The opinion of the court was delivered by: SHADUR
MILTON I. SHADUR, UNITED STATES DISTRICT JUDGE
Resolution Trust Corporation ("RTC"), as receiver for now-defunct Peoples Savings and Loan Association, F.A. ("Peoples Savings"),
sues Angelo Ruggiero ("Ruggiero") and a number of other defendants in a mortgage foreclosure action that includes a personal claim against Ruggiero for breach of contract on a $ 200,000 promissory note (the "Note"). Because RTC has Ruggiero dead to rights on the Note, Ruggiero and his related defendants (collectively "Ruggiero Defendants") have resorted to claimed Affirmative Defenses ("ADs") in an effort to avoid liability.
Any such claim of duress must be viewed with considerable skepticism -- Ruggiero, who is himself a lawyer and who originally served as defendants' lawyer in this lawsuit, never said a word about any such asserted duress all through the time that he filed the initial ADs and Counterclaim in this action.
Whether characterized as some sort of hypnotic effect or as a lesser overbearing of Ruggiero's free will, the now-asserted economic duress must have been powerful medicine indeed to have persisted so that Ruggiero was unable even to talk about it until some 20 months later, when the second set of ADs was filed. To be quite blunt, the entire matter creates the strongly suspicious inference that Ruggiero (or the lawyer who has supplanted him as defense counsel here) is now asserting whatever seems necessary to escape from what Ruggiero himself did at the loan closing.
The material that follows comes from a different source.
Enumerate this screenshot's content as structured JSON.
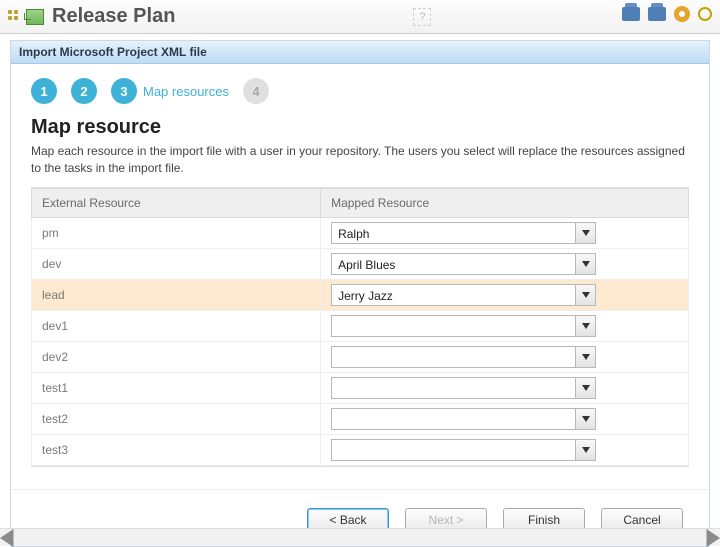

But be that as it may, any such doubts (however serious or well-taken) as to Ruggiero's credibility should not be permitted to control on a motion such as RTC's, directed as it is to defendants' pleadings. Ruggiero's statements in that respect are to be taken at face value on RTC's motion to strike. And here is what AD para. 14 says:
Each demanded change to the loan documents made on December 30, 1988, was acquiesced to by Angelo Ruggiero because:
a. It would have been impossible to obtain a $ 200,000 loan from a different source prior to the end of calendar year 1988; and
b. Angelo Ruggiero and Gina Ruggiero were faced with the imminent loss of the property had he not initialled the changes as demanded by Mr. Schnure.
It has not been conclusively resolved in the few decided cases on the issue (1) whether a defense of economic duress negates the requisite contract-formative intent, so that neither 12 U.S.C. § 1823(e)("Section 1823(e)") nor the doctrine initially articulated in D'Oench, Duhme & Co. v. FDIC, 315 U.S. 447, 62 S. Ct. 676, 86 L. Ed. 956 (1942) can ever come into play to begin with (see, e.g., this Court's opinion in FDIC v. Linn, 671 F. Supp. 547, 556-57 (N.D. Ill. 1987); cf. FDIC v. Morley, 867 F.2d 1381, 1385 n. 5 (11th Cir. 1989)) or (2) whether duress -- like other defenses based on matters outside of the operative documents -- is rendered ineffective as a potential defense in the face of RTC's special holder-in-due-course status (see Oliver v. RTC, 747 F. Supp. 1351, 1353, 1356 (E.D. Mo. 1990), which seems to suggest that result -- though the opinion goes on ( id. at 1356) to discuss duress as a potential defense and to negate its existence on the facts in the case). In that respect this opinion will adhere to the view earlier expressed by this Court in Linn.5
Even on that assumption, what Ruggiero sets out here does not satisfy the standard of legal duress. That concept is not a generalized proposition that somehow "necessitous men are not free men." Instead the party raising it as a defense to a suit on a note must show that the other party's demand was somehow unlawful, as explained in Alexander v. Standard Oil Co., 97 Ill. App. 3d 809, 814-15, 423 N.E.2d 578, 582, 53 Ill. Dec. 194 (5th Dist. 1981) (citations omitted):
Economic duress is present where one is induced by a wrongful act of another to make a contract under circumstances which deprive him of the exercise of free will, and a contract executed under duress is voidable. To establish duress, one must demonstrate that the threat has left the individual "bereft of the quality of mind essential to the making of a contract."
As Higgins v. Brunswick Corp., 76 Ill. App. 3d 273, 278, 395 N.E.2d 81, 85, 32 Ill. Dec. 134 (1st Dist. 1979) (citations omitted) has put it after expressing the same "wrongful act" concept:
Duress does not exist merely where consent to an agreement is secured because of hard bargaining positions or the presence of financial circumstances. In cases where agreements have been invalidated because of duress, the conduct of the party obtaining ...